Right now, about 300,000 barrels of ethane are pumped out of the ground each day in the state, said Kringstad, with the Pipeline Authority. He projects that number will grow in the years ahead as oil production climbs.
Some of North Dakota’s ethane is loaded onto the Vantage Pipeline and transported to Alberta after it’s separated from the rest of the gas at processing facilities in Tioga and Williston. The bulk of the ethane, however, stays in the natural gas stream and is piped away from the Bakken for other uses like home heating or power generation.
Ethane makes up about half the natural gas liquids in Bakken gas, followed by propane and butane. Kringstad said the state has plentiful information showing the breakdown of natural gas liquids at the start of a well’s life, “but that is where the data stops.”
He plans to formally ask the Industrial Commission later this fall to authorize a study from the University of North Dakota’s Energy & Environmental Research Center that would look at how the chemical makeup of natural gas liquids changes over the life of an oil well. He told the commission last week that the study would offer insight into whether the extracted gas becomes richer or experiences a drop in liquids as time progresses.
Gov. Doug Burgum indicated he’s on board.
“Part of the reason for why this study would be super important is that if we’re going to attract additional gas processing or pet-chem investment in our state, they need to know that there’s a gas resource here that would warrant them making an investment,” he said.
Engineers envision making PVC from ethane
As momentum grows, a pair of engineers from Bismarck have a specific vision for the state.
“Everybody is talking about it, but what does that really mean for North Dakota if we start building a petrochemical facility?” said Don Kopecky, a mechanical engineer with Barr Engineering.
He and environmental engineer Scott Korom see potential to leverage both ethane and the abundant saltwater that comes up at wells alongside oil from deep underground. Both those substances could be used to manufacture a specific type of plastic known as polyvinyl chloride or PVC.
“The most well-known application of that is plastic water pipes that you have in your house,” Kopecky said.
Saltwater is generally considered a waste product in the Bakken, and it’s injected back underground for storage. If it were to be used in plastics manufacturing, it would first need to go through a process known as “chloralkali” that would separate out the chlorine from the fluid.
The chlorine gas would then go into a reactor to be combined with ethylene, which comes from sending ethane through a cracker like the one under construction near Pittsburgh.
The reactor process would produce vinyl chloride, which is the precursor to PVC.
The engineers say the global market for PVC is projected to grow, and they calculate that manufacturing PVC would provide a far greater return on investment than producing polyethylene, which is another type of plastic made from ethylene.
Making PVC, particularly through the chloralkali process, is no small feat.
“A lot of energy is going to be required, and North Dakota is a great producer of electricity,” Korom said.

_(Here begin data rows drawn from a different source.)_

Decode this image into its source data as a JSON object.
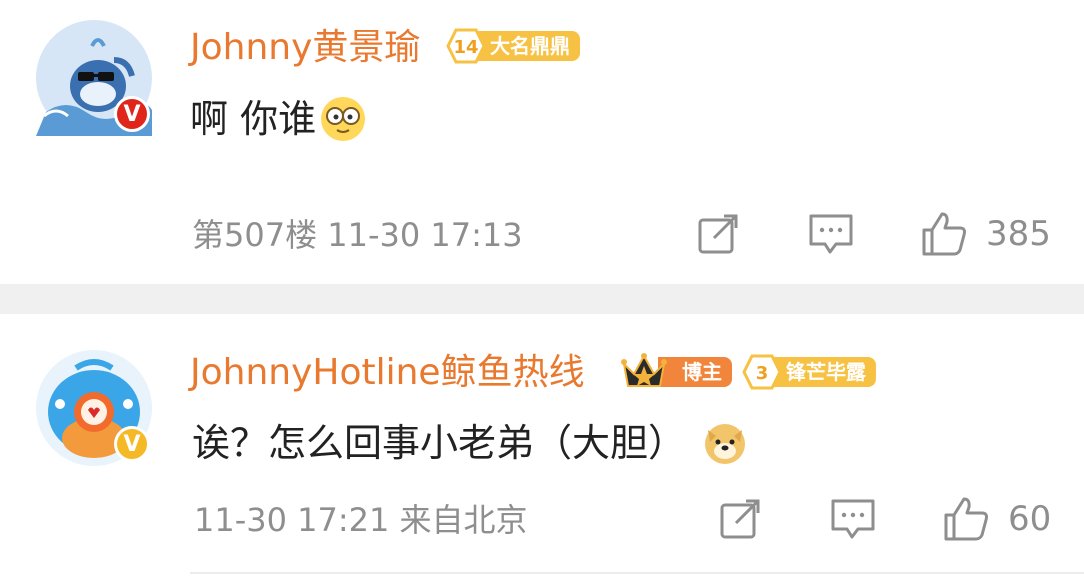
{
  "comments": [
    {
      "username": "Johnny黄景瑜",
      "level": "14",
      "badge_text": "大名鼎鼎",
      "content": "啊 你谁",
      "content_emoji": "glasses-face-emoji",
      "floor_time": "第507楼 11-30 17:13",
      "like_count": "385",
      "verified_icon": "V",
      "accent_color": "#e8792f"
    },
    {
      "username": "JohnnyHotline鲸鱼热线",
      "role_badge": "博主",
      "level": "3",
      "badge_text": "锋芒毕露",
      "content": "诶？怎么回事小老弟（大胆）",
      "content_emoji": "doge-emoji",
      "time_location": "11-30 17:21 来自北京",
      "like_count": "60",
      "verified_icon": "V",
      "accent_color": "#e8792f"
    }
  ]
}
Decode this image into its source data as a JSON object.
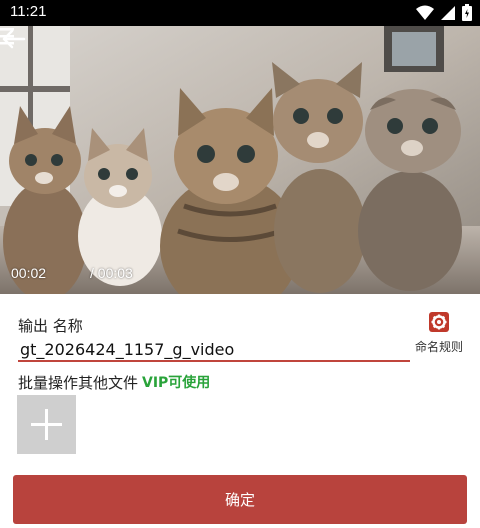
{
  "status_bar": {
    "time": "11:21",
    "icons": [
      "wifi-icon",
      "signal-icon",
      "battery-icon"
    ]
  },
  "player": {
    "current_time": "00:02",
    "total_time": "/ 00:03",
    "back_icon": "arrow-left-icon",
    "menu_icon": "menu-icon"
  },
  "output": {
    "label": "输出 名称",
    "filename": "gt_2026424_1157_g_video",
    "rules_label": "命名规则",
    "rules_icon": "gear-icon"
  },
  "batch": {
    "label": "批量操作其他文件",
    "vip_label": "VIP可使用",
    "add_icon": "plus-icon"
  },
  "confirm_label": "确定",
  "colors": {
    "accent": "#b8433d",
    "underline": "#c0453c",
    "vip": "#29a33a",
    "add_tile": "#cfcfcf"
  }
}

The engineers calculate the state would need five new 750-megawatt power plants to meet the power demand if all the state’s ethane were to go into the PVC-making process. They acknowledge that PVC production on that scale is unlikely in North Dakota, but their figures illustrate how energy-intensive the process is.
PVC production also would use huge amounts of water and require a lot of trains to carry the product to market. It could potentially result in thousands of jobs, according to their calculations.
Their vision is one of many options for how the industry could evolve in North Dakota. Given the state’s cheap electricity prices, coupled with abundant gas and saltwater resources, Kopecky think it’s one worth pursuing. Plus, it would have ripple effects for the transportation industry and the workforce.
“To take it all away we’ll need a lot of railroad infrastructure,” he said. “We’ll need a lot of new operators and new people to run all of this stuff.”